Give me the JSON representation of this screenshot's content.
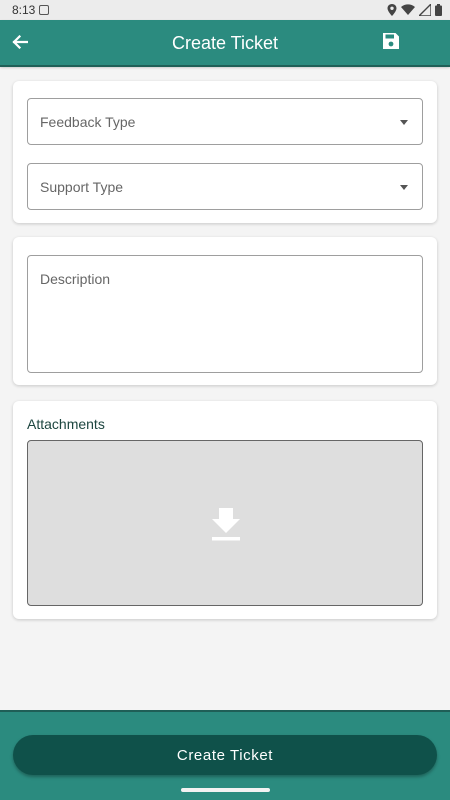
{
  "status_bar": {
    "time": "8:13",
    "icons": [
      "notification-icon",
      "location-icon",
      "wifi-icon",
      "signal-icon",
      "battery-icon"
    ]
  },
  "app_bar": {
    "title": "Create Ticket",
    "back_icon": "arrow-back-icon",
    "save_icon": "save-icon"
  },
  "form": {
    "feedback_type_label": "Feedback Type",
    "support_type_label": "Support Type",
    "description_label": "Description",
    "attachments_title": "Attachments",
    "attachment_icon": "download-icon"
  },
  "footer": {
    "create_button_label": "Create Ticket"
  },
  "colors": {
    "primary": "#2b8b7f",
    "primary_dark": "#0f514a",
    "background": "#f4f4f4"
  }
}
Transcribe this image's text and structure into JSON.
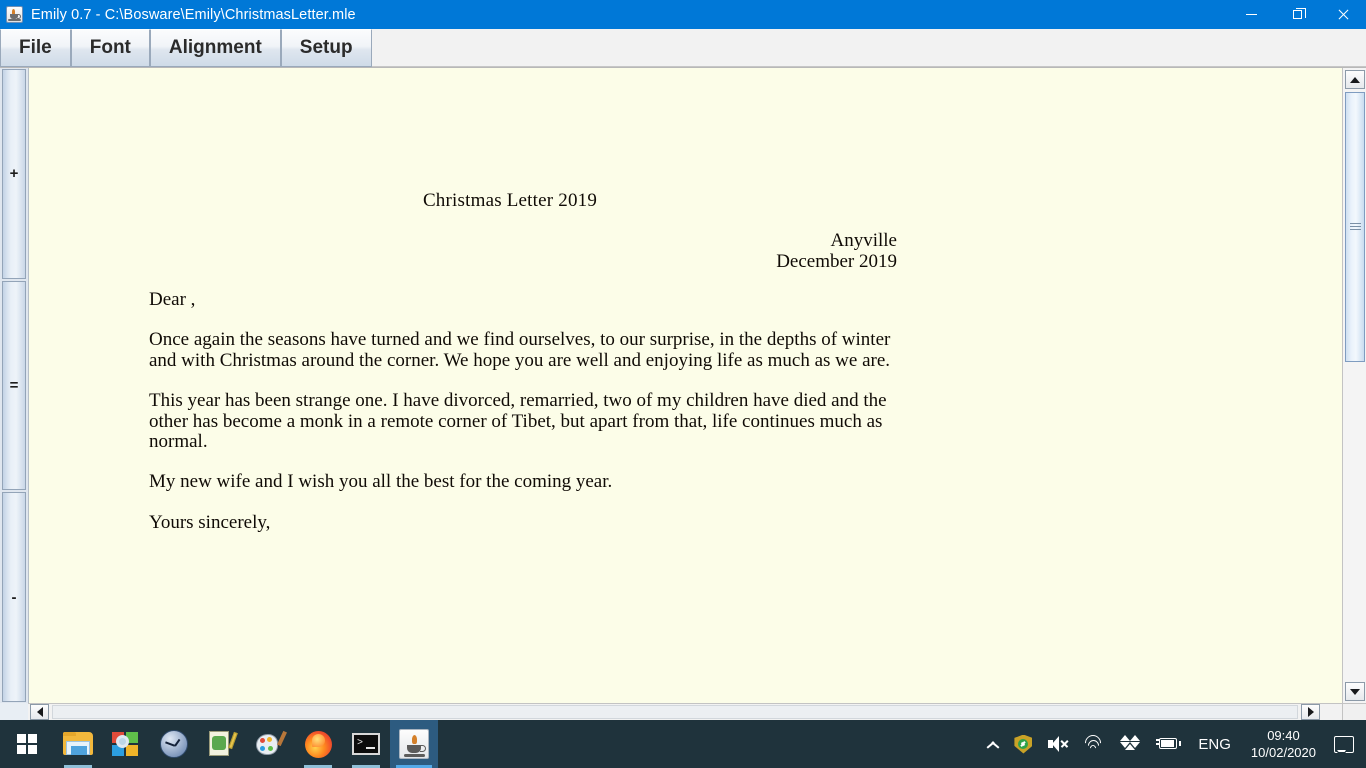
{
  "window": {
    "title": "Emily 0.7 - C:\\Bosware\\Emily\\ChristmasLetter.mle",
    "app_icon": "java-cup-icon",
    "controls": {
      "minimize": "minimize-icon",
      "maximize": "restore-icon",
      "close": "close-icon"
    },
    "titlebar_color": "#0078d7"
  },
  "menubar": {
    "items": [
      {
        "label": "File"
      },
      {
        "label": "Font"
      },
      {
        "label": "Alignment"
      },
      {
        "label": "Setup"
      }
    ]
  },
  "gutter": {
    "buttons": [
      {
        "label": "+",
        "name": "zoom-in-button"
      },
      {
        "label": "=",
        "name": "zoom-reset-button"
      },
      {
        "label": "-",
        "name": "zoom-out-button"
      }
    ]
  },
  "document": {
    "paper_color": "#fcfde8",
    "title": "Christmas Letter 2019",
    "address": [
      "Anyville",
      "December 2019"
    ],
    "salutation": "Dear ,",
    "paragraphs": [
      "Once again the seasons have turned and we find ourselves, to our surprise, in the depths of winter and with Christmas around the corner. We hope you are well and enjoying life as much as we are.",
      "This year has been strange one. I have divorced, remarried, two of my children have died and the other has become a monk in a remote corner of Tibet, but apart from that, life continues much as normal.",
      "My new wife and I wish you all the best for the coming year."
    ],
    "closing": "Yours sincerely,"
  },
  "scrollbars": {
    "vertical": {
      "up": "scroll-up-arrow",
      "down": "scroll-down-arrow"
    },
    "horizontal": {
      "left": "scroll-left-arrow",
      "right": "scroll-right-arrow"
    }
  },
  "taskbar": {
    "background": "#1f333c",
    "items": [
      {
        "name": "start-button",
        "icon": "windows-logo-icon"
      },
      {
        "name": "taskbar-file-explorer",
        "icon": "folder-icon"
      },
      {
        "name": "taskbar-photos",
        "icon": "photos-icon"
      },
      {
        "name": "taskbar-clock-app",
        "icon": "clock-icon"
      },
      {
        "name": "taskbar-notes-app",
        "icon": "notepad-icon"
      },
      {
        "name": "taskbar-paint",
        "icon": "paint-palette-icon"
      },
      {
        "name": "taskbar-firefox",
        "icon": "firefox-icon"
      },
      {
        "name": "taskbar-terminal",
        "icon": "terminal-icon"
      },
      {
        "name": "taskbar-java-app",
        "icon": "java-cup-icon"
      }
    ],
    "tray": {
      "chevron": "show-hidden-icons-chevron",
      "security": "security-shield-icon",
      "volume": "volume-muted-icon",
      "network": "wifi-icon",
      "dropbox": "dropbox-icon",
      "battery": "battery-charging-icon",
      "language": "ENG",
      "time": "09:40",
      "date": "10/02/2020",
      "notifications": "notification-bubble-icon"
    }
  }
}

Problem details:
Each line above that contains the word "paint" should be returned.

Final answer:
        "name": "taskbar-paint",
        "icon": "paint-palette-icon"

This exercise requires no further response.